CORRECTION: This article originally misspelled the name of Ralph Cavanagh.
Think quick: What are the two colors of a yield sign? That was the question futurist Jack Uldrich used to make his point that the world is changing all around us and we often miss the details.
At the Energy Connected conference presented by the Idaho Technology Council last week, I answered yellow and black.
Nope, he said. The sign is red and white.
That's right. Yellow-and-black yield signs were phased out in 1971, more than 40 years ago. I got my driver's license in 1969 and I remember the question on the test.
But I have passed thousands of yield signs since and it never registered that the signs are red and white.
I wasn't alone. Uldrich asked the audience to think of other examples of how the world might have changed without our noticing.
For his audience of energy professionals, he pointed to solar power, which many people have for years said cannot compete with traditional sources of electricity.
But in much of the world, solar already is competitive. Technology will increase its efficiency exponentially in the near future, he said.
What does that mean?
He used his son's recent loss of a tooth, one of 20 baby teeth all children have, as an example. If the tooth fairy offered him one penny for the first tooth and promised to double it for each additional tooth, or offered him $100, which would he take?
His son wanted the $100. Too bad, Uldrich said. Had he held out, the 20th tooth would have brought him $5,242.88, thanks to the power of exponential growth.
Uldrich's point is that technology - computer-processing, data storage, robotics, bandwidth, the sequencing of the human genome, nanotechnology, even smart or wearable devices - tends to double its power, speed or miniaturization annually.
"If you plot out a trend that's growing exponentially," he said, "the curve quickly shoots up."
To his energy audience, the growth of low-cost, affordable and distributed clean energy is the trend that is rocking their world.
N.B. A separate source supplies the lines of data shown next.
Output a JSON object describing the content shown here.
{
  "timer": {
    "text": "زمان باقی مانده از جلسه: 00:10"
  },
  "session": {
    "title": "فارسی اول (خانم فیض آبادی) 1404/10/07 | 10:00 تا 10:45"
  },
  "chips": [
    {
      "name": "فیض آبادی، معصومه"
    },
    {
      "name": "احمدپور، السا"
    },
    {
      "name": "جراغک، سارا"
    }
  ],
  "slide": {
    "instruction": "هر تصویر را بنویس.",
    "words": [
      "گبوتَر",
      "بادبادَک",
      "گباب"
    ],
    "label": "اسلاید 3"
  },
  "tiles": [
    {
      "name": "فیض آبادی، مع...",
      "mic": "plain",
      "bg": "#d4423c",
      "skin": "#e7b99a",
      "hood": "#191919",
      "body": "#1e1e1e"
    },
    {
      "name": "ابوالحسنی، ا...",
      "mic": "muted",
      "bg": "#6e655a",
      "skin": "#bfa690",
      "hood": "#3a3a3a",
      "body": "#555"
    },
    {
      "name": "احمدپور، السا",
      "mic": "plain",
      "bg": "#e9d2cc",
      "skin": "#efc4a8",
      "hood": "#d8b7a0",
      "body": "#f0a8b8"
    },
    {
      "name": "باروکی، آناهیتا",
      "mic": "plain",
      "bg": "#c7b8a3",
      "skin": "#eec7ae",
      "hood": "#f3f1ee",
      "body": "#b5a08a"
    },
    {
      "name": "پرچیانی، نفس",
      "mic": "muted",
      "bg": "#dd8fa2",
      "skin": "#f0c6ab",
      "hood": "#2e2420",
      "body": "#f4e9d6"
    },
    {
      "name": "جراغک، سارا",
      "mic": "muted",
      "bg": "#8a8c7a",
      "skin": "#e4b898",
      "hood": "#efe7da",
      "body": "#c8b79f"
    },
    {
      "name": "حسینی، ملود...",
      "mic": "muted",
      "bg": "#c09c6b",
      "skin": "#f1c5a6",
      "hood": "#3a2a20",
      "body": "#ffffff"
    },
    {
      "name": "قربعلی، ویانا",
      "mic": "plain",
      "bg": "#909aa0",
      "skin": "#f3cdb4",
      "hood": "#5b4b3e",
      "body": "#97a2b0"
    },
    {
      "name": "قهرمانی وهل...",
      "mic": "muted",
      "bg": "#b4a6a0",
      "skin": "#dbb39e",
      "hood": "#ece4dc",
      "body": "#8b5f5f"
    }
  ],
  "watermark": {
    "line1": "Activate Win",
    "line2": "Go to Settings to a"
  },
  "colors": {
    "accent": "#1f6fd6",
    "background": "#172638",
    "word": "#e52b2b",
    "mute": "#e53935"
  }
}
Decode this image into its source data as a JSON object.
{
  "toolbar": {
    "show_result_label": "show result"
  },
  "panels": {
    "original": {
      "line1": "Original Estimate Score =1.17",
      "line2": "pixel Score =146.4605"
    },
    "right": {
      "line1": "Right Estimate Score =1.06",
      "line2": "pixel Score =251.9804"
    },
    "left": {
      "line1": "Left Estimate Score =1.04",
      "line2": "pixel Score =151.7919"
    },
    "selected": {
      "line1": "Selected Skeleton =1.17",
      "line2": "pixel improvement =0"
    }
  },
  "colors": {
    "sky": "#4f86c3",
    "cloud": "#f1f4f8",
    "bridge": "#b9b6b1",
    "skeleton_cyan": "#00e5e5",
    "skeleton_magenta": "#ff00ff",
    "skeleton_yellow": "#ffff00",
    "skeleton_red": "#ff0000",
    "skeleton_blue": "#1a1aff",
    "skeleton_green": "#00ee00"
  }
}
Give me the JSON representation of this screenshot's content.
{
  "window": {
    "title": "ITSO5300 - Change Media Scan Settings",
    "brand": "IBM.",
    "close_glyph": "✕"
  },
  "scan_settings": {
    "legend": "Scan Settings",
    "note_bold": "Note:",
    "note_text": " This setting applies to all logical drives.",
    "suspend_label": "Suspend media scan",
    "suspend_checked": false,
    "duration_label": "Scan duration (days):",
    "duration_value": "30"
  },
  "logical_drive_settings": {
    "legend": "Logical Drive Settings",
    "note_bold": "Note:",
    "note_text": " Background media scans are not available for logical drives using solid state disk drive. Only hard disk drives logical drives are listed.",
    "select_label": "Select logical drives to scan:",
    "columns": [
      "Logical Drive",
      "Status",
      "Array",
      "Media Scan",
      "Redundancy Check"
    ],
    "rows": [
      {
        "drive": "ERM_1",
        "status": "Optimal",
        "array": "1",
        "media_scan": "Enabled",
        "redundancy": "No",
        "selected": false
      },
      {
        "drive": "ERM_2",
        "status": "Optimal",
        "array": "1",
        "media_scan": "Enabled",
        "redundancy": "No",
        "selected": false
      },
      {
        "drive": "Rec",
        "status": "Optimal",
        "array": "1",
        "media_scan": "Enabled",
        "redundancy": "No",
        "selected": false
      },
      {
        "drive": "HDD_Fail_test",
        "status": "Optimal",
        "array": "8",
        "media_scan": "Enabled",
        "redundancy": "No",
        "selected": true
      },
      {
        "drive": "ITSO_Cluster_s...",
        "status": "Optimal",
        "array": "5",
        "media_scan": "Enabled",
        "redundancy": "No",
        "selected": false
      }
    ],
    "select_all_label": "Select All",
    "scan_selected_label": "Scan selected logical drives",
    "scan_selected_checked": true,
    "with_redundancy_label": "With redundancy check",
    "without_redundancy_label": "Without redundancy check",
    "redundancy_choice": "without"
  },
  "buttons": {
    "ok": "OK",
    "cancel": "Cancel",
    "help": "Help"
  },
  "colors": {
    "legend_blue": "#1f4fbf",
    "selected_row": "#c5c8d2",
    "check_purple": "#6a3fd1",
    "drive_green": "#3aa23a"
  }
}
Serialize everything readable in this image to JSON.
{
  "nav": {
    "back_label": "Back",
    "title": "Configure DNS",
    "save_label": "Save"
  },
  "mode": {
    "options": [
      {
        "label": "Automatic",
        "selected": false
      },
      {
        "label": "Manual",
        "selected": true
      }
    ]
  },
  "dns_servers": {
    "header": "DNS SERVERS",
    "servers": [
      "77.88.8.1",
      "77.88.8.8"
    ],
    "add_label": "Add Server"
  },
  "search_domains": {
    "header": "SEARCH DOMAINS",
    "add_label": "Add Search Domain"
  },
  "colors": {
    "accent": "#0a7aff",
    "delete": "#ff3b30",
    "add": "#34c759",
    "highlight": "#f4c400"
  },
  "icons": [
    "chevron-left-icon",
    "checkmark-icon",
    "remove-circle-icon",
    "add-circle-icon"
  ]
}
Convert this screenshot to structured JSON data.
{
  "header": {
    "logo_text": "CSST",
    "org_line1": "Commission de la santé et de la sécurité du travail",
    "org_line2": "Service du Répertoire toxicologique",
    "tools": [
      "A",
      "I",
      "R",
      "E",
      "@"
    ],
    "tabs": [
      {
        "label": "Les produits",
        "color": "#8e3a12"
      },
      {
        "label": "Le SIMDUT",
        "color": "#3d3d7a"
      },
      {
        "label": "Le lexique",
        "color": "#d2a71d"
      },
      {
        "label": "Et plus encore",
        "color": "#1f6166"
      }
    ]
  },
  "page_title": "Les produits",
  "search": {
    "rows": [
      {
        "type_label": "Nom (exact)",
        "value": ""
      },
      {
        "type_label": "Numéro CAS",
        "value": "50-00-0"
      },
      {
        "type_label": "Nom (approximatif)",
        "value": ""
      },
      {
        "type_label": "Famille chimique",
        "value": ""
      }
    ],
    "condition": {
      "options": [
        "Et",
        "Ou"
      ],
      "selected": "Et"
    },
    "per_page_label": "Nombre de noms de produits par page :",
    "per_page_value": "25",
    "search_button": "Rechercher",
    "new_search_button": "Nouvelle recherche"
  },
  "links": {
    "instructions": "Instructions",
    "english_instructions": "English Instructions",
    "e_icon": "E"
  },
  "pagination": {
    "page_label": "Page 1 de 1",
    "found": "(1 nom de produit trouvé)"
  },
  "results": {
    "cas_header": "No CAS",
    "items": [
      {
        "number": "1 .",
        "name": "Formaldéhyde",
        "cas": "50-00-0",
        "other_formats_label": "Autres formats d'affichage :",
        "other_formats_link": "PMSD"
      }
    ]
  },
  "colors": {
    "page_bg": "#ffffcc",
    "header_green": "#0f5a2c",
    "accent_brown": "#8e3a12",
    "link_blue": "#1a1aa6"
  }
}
Utilities - organized on a regulated monopoly model developed nearly a hundred years ago - are struggling with the changes right now.
Companies like Idaho Power have huge transmission and generation infrastructures that could end up saddling customers who don't - or can't - make the shift to producing and managing their own power.
Uldrich's advice: Embrace ambiguity.
"Are today's customers going to be tomorrow's competitors, or both?" asked Uldrich, author of the book "Foresight 20/20."
Ralph Cavanagh, a leading voice for utility restructuring with the Natural Resources Defense Council, cited an example of his own from the Pacific Northwest. Peter Johnson, the former Bonneville Power Administration chief from Boise who died last month, advocated in 1981 paying for energy-efficiency as an electric resource - one way to preserve the region's low-cost power from hydroelectric dams.
Many utility executives then (and some still) don't embrace reducing customer power needs in place of building more generating capacity.
Johnson set the goal for 1985 at 285 megawatts. Since then, the Pacific Northwest has used energy-efficiency to cut electric demand by 5,300 megawatts, Cavanagh said. That leads the nation and preserves the region's advantage for lost-cost power.
Such far-sighted decisions help companies, regions, states and even nations make themselves "futureproof," Uldrich said. In a time when technology is getting better, faster and cheaper, looking ahead and staying flexible is the key.
Uldrich offered the many young entrepreneurs at the conference hope that the energy-efficiency curve is shooting upward too. He urged them to watch for it to curve exponentially.
"We're at the tip of the iceberg," he said.
Rocky Barker: 377-6484